§ **Exercise details**
What is the number of lines below that include the string "check"? Provide that number alone.

§ **Data under study**

# # # # #

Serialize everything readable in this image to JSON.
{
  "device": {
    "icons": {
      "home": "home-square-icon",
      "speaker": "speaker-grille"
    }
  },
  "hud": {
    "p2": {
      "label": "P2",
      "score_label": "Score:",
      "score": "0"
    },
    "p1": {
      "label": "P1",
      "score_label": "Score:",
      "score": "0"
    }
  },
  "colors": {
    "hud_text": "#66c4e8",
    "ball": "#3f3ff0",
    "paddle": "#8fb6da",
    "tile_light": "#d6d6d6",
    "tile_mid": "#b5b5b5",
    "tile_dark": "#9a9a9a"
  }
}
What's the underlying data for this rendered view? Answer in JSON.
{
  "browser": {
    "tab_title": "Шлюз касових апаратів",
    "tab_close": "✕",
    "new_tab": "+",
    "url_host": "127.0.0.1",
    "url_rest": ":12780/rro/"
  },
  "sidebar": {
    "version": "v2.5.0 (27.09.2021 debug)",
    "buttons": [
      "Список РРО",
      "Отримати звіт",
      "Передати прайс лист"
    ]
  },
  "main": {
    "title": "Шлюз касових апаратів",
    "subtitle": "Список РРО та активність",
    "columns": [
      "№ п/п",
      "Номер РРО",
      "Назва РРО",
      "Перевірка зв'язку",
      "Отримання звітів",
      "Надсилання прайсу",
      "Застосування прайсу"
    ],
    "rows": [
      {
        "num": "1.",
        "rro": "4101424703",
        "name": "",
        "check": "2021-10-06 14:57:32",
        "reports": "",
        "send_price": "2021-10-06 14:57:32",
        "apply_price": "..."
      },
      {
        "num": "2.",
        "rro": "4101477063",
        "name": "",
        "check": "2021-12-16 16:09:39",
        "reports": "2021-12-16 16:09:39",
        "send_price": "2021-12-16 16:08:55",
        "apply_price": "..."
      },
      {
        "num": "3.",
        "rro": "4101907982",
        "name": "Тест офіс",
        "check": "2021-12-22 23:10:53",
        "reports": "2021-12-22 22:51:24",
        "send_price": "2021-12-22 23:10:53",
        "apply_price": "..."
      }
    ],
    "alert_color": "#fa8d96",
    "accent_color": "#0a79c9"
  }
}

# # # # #

§ **Result**
3